[Element data from apps and pages]
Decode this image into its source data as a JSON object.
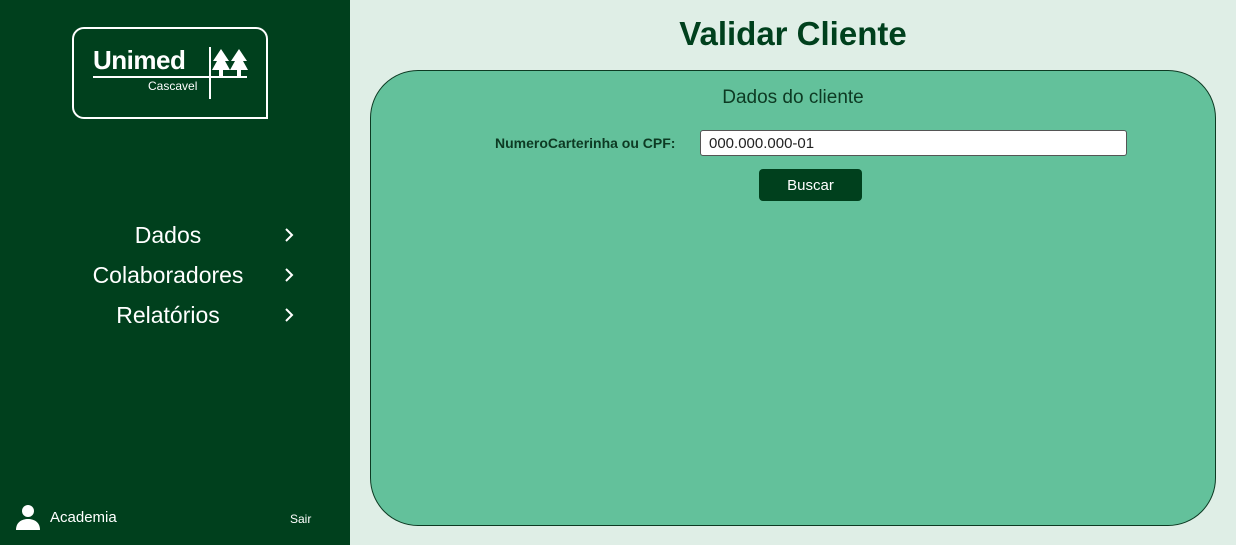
{
  "logo": {
    "brand": "Unimed",
    "subtitle": "Cascavel"
  },
  "sidebar": {
    "items": [
      {
        "label": "Dados",
        "icon": "chevron-right-icon"
      },
      {
        "label": "Colaboradores",
        "icon": "chevron-right-icon"
      },
      {
        "label": "Relatórios",
        "icon": "chevron-right-icon"
      }
    ],
    "user": {
      "name": "Academia",
      "icon": "user-icon"
    },
    "logout_label": "Sair"
  },
  "main": {
    "title": "Validar Cliente",
    "panel": {
      "title": "Dados do cliente",
      "field_label": "NumeroCarterinha ou CPF:",
      "field_value": "000.000.000-01",
      "button_label": "Buscar"
    }
  },
  "colors": {
    "sidebar_bg": "#00401d",
    "page_bg": "#dfeee6",
    "panel_bg": "#63c19b",
    "accent": "#00401d"
  }
}
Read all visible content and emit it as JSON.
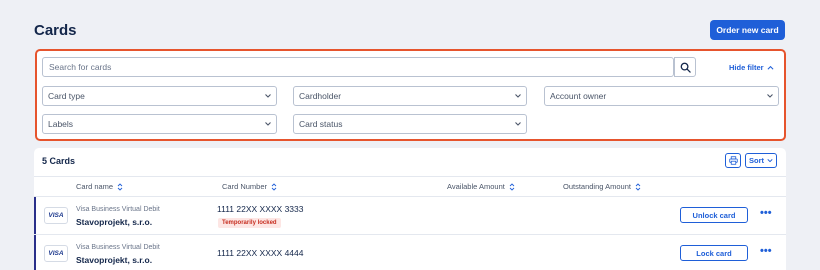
{
  "header": {
    "title": "Cards",
    "order_button": "Order new card"
  },
  "filters": {
    "search_placeholder": "Search for cards",
    "hide_filter": "Hide filter",
    "card_type": "Card type",
    "cardholder": "Cardholder",
    "account_owner": "Account owner",
    "labels": "Labels",
    "card_status": "Card status"
  },
  "list": {
    "title": "5 Cards",
    "sort_label": "Sort",
    "columns": [
      "Card name",
      "Card Number",
      "Available Amount",
      "Outstanding Amount"
    ],
    "rows": [
      {
        "brand": "VISA",
        "card_type": "Visa Business Virtual Debit",
        "holder": "Stavoprojekt, s.r.o.",
        "number": "1111 22XX XXXX 3333",
        "badge": "Temporarily locked",
        "action": "Unlock card",
        "more": "•••"
      },
      {
        "brand": "VISA",
        "card_type": "Visa Business Virtual Debit",
        "holder": "Stavoprojekt, s.r.o.",
        "number": "1111 22XX XXXX 4444",
        "action": "Lock card",
        "more": "•••"
      }
    ]
  },
  "colors": {
    "accent": "#1f5fd8",
    "highlight": "#e6542d",
    "locked": "#c62d1f"
  }
}
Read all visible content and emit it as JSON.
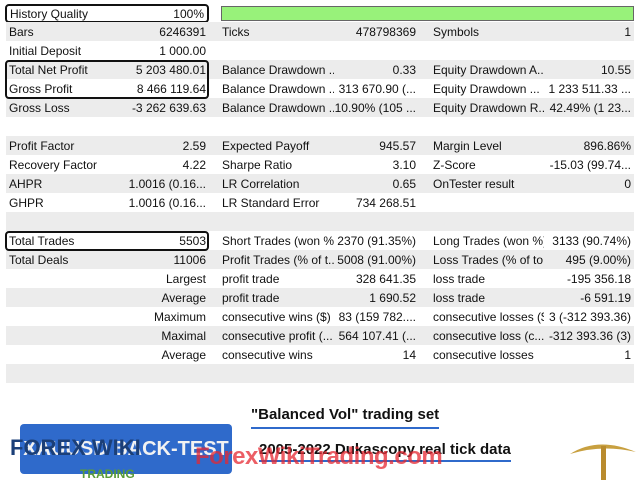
{
  "history_quality": {
    "label": "History Quality",
    "value": "100%",
    "fill_percent": 100
  },
  "rows": [
    [
      "Bars",
      "6246391",
      "Ticks",
      "478798369",
      "Symbols",
      "1"
    ],
    [
      "Initial Deposit",
      "1 000.00",
      "",
      "",
      "",
      ""
    ],
    [
      "Total Net Profit",
      "5 203 480.01",
      "Balance Drawdown ...",
      "0.33",
      "Equity Drawdown A...",
      "10.55"
    ],
    [
      "Gross Profit",
      "8 466 119.64",
      "Balance Drawdown ...",
      "313 670.90 (...",
      "Equity Drawdown ...",
      "1 233 511.33 ..."
    ],
    [
      "Gross Loss",
      "-3 262 639.63",
      "Balance Drawdown ...",
      "10.90% (105 ...",
      "Equity Drawdown R...",
      "42.49% (1 23..."
    ],
    [
      "",
      "",
      "",
      "",
      "",
      ""
    ],
    [
      "Profit Factor",
      "2.59",
      "Expected Payoff",
      "945.57",
      "Margin Level",
      "896.86%"
    ],
    [
      "Recovery Factor",
      "4.22",
      "Sharpe Ratio",
      "3.10",
      "Z-Score",
      "-15.03 (99.74..."
    ],
    [
      "AHPR",
      "1.0016 (0.16...",
      "LR Correlation",
      "0.65",
      "OnTester result",
      "0"
    ],
    [
      "GHPR",
      "1.0016 (0.16...",
      "LR Standard Error",
      "734 268.51",
      "",
      ""
    ],
    [
      "",
      "",
      "",
      "",
      "",
      ""
    ],
    [
      "Total Trades",
      "5503",
      "Short Trades (won %)",
      "2370 (91.35%)",
      "Long Trades (won %)",
      "3133 (90.74%)"
    ],
    [
      "Total Deals",
      "11006",
      "Profit Trades (% of t...",
      "5008 (91.00%)",
      "Loss Trades (% of to...",
      "495 (9.00%)"
    ],
    [
      "",
      "Largest",
      "profit trade",
      "328 641.35",
      "loss trade",
      "-195 356.18"
    ],
    [
      "",
      "Average",
      "profit trade",
      "1 690.52",
      "loss trade",
      "-6 591.19"
    ],
    [
      "",
      "Maximum",
      "consecutive wins ($)",
      "83 (159 782....",
      "consecutive losses ($)",
      "3 (-312 393.36)"
    ],
    [
      "",
      "Maximal",
      "consecutive profit (...",
      "564 107.41 (...",
      "consecutive loss (c...",
      "-312 393.36 (3)"
    ],
    [
      "",
      "Average",
      "consecutive wins",
      "14",
      "consecutive losses",
      "1"
    ],
    [
      "",
      "",
      "",
      "",
      "",
      ""
    ]
  ],
  "banner": {
    "badge": "XAUUSD BACK-TEST",
    "logo": "FOREX WIKI",
    "logo_sub": "TRADING",
    "line1": "\"Balanced Vol\" trading set",
    "line2": "2005-2022 Dukascopy real tick data",
    "watermark": "ForexWikiTrading.com"
  }
}
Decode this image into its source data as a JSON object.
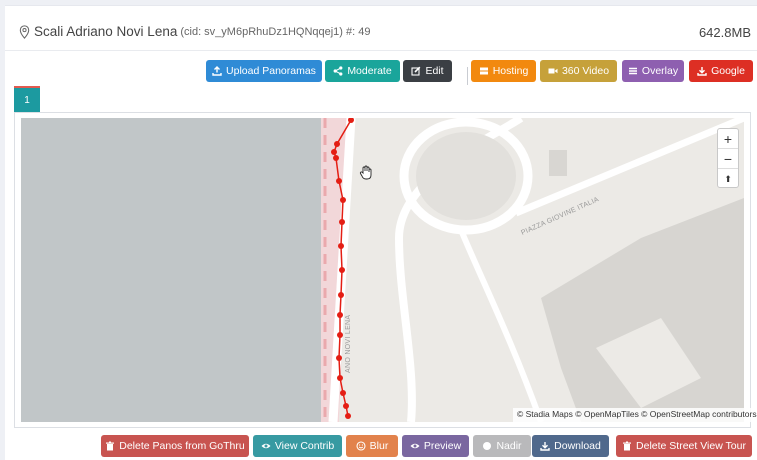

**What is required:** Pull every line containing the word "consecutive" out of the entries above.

**Task answer:**
      "consecutive wins ($)",
      "consecutive losses ($)",
      "consecutive profit (...",
      "consecutive loss (c...",
      "consecutive wins",
      "consecutive losses",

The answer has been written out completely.